The kid had been bugging me endlessly to see "The Spiderwick Chronicles" for weeks. Even longer than I knew what it was or if I should even care. I'm confident her awareness of the film was clever marketing on all the children-oriented channels (I regret she's not a reader... yet?) Having ventured through those doors, she can call this one a whine-fest worth the effort.
After their parents separate (Dad was cheating), kids Mallory and the twins, Jared and Simon, move with their mom into their relatives' abandoned house. Jared explores the place and finds great great uncle Arthur Spiderwick's office and the book he wrote.
Even though there was a warning not to read the book, Jared does, and draws the attention of Mulgarath, an evil ogre who wants the book to control all of the magical folk. Jared's twin Simon is captured by some goblins who summon Mulgarath in the hope of getting the book.
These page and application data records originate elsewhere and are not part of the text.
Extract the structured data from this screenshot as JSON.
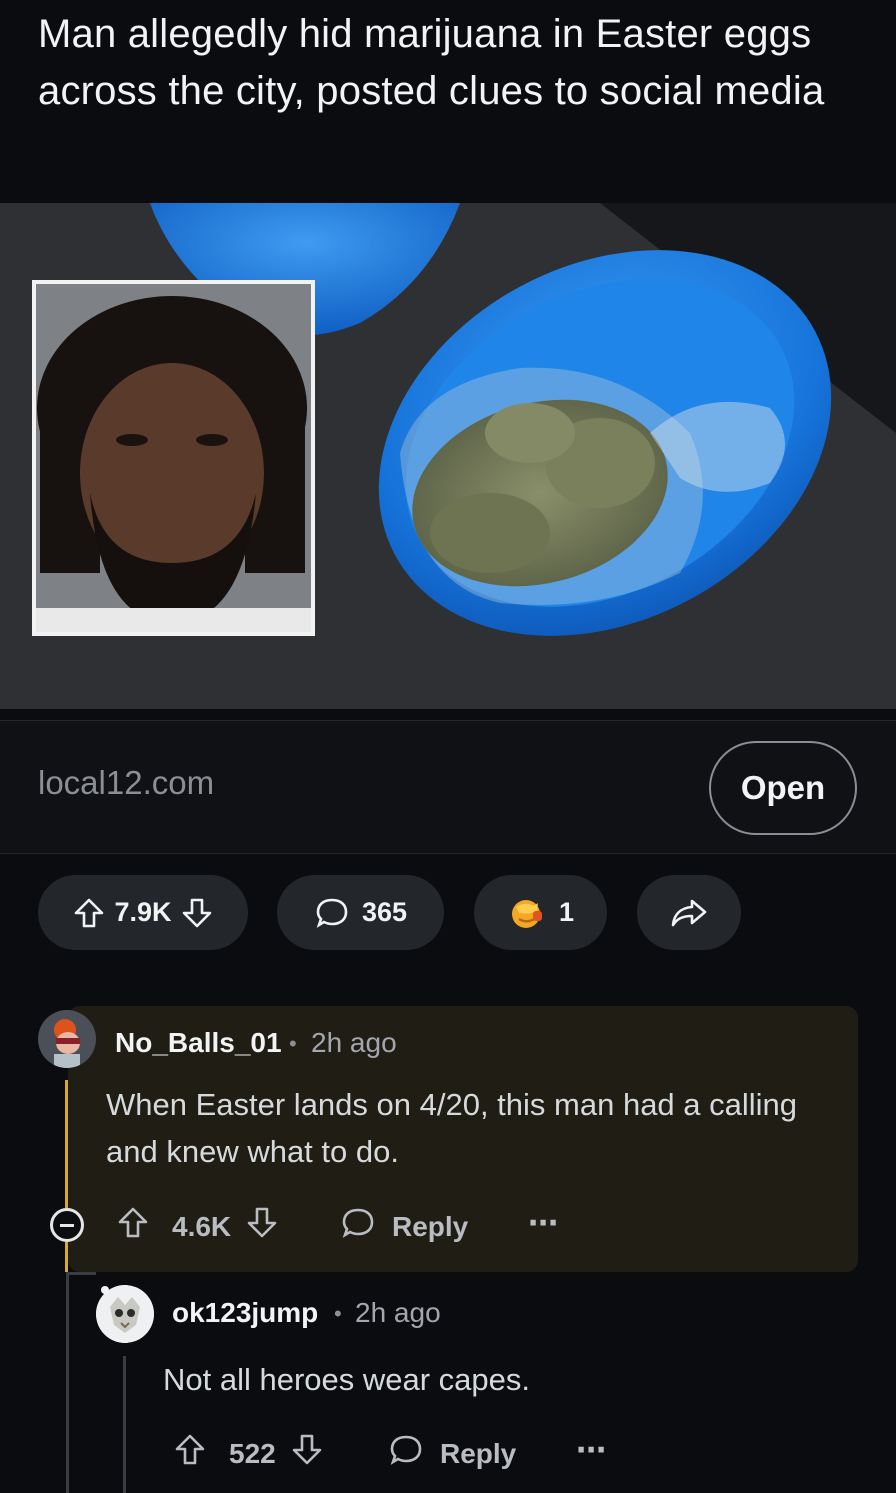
{
  "post": {
    "title": "Man allegedly hid marijuana in Easter eggs across the city, posted clues to social media",
    "link_domain": "local12.com",
    "open_label": "Open"
  },
  "actions": {
    "score": "7.9K",
    "comments": "365",
    "awards": "1"
  },
  "comments": [
    {
      "username": "No_Balls_01",
      "age": "2h ago",
      "text": "When Easter lands on 4/20, this man had a calling and knew what to do.",
      "score": "4.6K",
      "reply_label": "Reply"
    },
    {
      "username": "ok123jump",
      "age": "2h ago",
      "text": "Not all heroes wear capes.",
      "score": "522",
      "reply_label": "Reply"
    }
  ],
  "colors": {
    "background": "#0b0c0f",
    "highlight_comment_bg": "#1f1d14",
    "thread_accent": "#d9a92a",
    "egg_blue": "#1a7de0"
  }
}
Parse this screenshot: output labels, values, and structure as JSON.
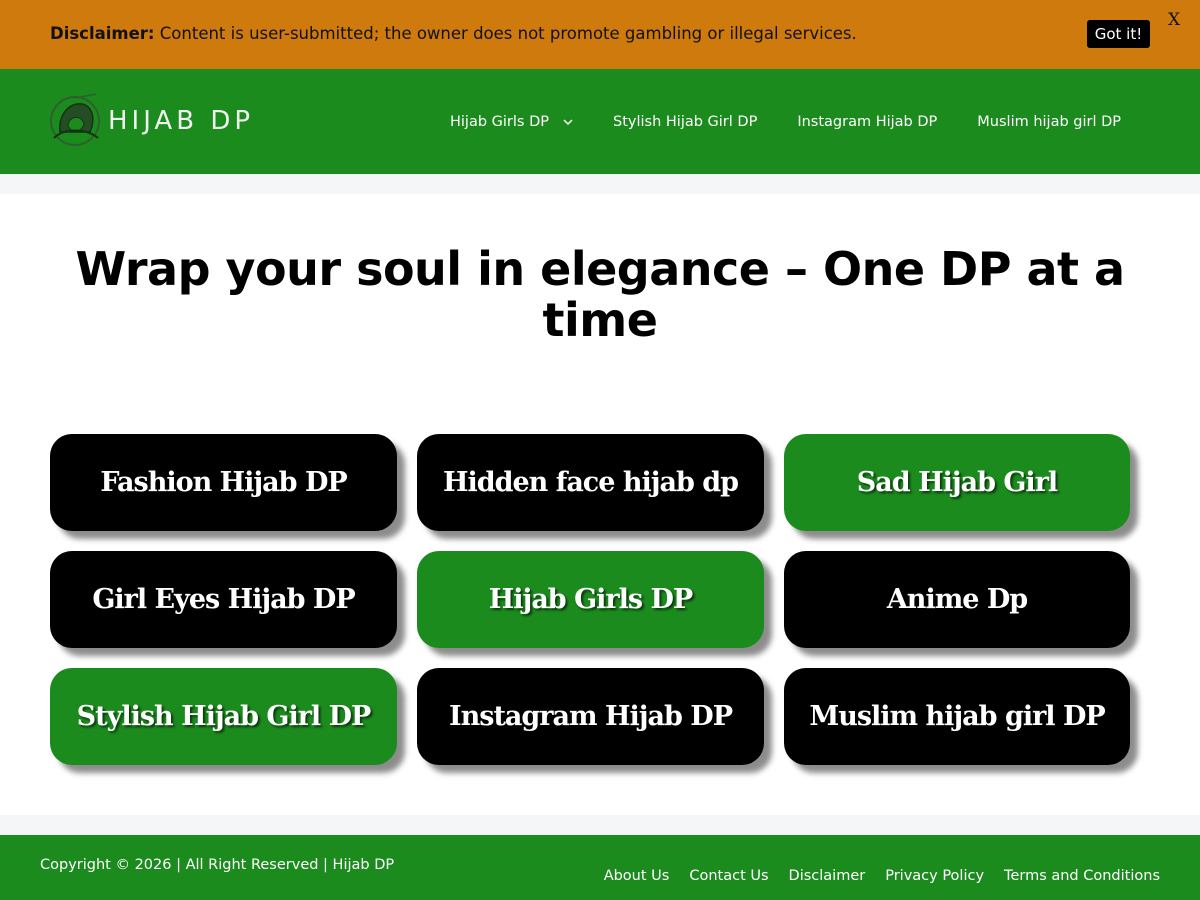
{
  "disclaimer": {
    "label": "Disclaimer:",
    "text": "Content is user-submitted; the owner does not promote gambling or illegal services.",
    "accept_label": "Got it!",
    "close_label": "X"
  },
  "header": {
    "logo_text": "HIJAB DP",
    "nav": [
      {
        "label": "Hijab Girls DP",
        "has_dropdown": true
      },
      {
        "label": "Stylish Hijab Girl DP"
      },
      {
        "label": "Instagram Hijab DP"
      },
      {
        "label": "Muslim hijab girl DP"
      }
    ]
  },
  "main": {
    "title": "Wrap your soul in elegance – One DP at a time",
    "buttons": [
      {
        "label": "Fashion Hijab DP",
        "color": "#000000"
      },
      {
        "label": "Hidden face hijab dp",
        "color": "#000000"
      },
      {
        "label": "Sad Hijab Girl",
        "color": "#1b8b1e"
      },
      {
        "label": "Girl Eyes Hijab DP",
        "color": "#000000"
      },
      {
        "label": "Hijab Girls DP",
        "color": "#1b8b1e"
      },
      {
        "label": "Anime Dp",
        "color": "#000000"
      },
      {
        "label": "Stylish Hijab Girl DP",
        "color": "#1b8b1e"
      },
      {
        "label": "Instagram Hijab DP",
        "color": "#000000"
      },
      {
        "label": "Muslim hijab girl DP",
        "color": "#000000"
      }
    ]
  },
  "footer": {
    "copyright": "Copyright © 2026 | All Right Reserved | Hijab DP",
    "links": [
      {
        "label": "About Us"
      },
      {
        "label": "Contact Us"
      },
      {
        "label": "Disclaimer"
      },
      {
        "label": "Privacy Policy"
      },
      {
        "label": "Terms and Conditions"
      }
    ]
  },
  "colors": {
    "disclaimer_bg": "#cf7a0c",
    "brand_green": "#1b8b1e",
    "button_black": "#000000"
  }
}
C'mon, ogres (that aren't charming like Shrek), fairies and a creature referred to as a "Brownie" -- what's not to enjoy? Work in a few fairies, some hidden mysteries in an old house, and you're set (wardrobe and fawns optional).
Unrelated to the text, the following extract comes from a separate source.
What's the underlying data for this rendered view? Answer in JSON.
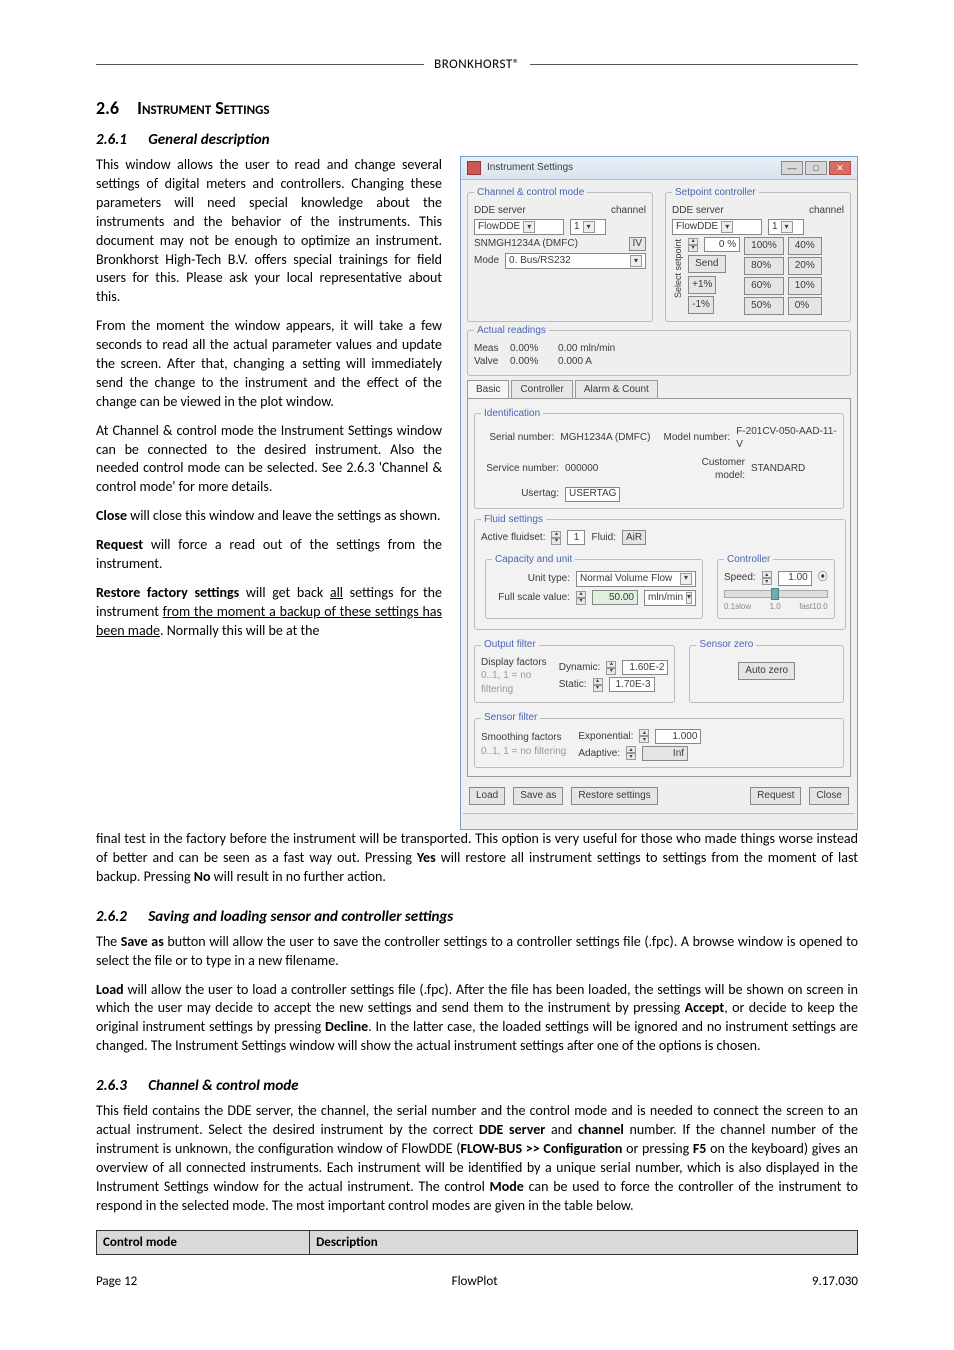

The cast is also well-selected for this genre. Twins Jared and Simon (both 16-year-old Freddie Highmore, of "Charlie and the Chocolate Factory," "August Rush," "Arthur and the Invisibles" voice of Arthur, "Finding Neverland") is very comfortable as a kid in movies for kids. His older sister, Mallory (17-year-old Sarah Bolger, "In America," "Alex Rider: Operation Stormbreaker") also is able to off her performance in a way that belies her years.
Or it may help to have someone like director Mark Waters behind the camera who's familiar with making films with a wide audience appeal, but not excluding the teens and tweens in the process. (Waters' past works include the likes of "Mean Girls," the remake of "Freaky Friday," and the date film "Just Like Heaven").
Of course, it's a series book, but if they can keep up with this lofty opening bid of likely sequel(s), I'm in. The biggest trick, as we learned with the "Harry Potter" series, is if you're going to go for a multitude of movies with a child-age actor, finance fast and film back-to-back. (With a 10-year span of the films, it's getting harder to buy into already 18-year-old Daniel Ratcliffe still posing as a 12-year-old boy.)
But see Spiderwick for Spiderwick's sake. Fun for the family, fairies included.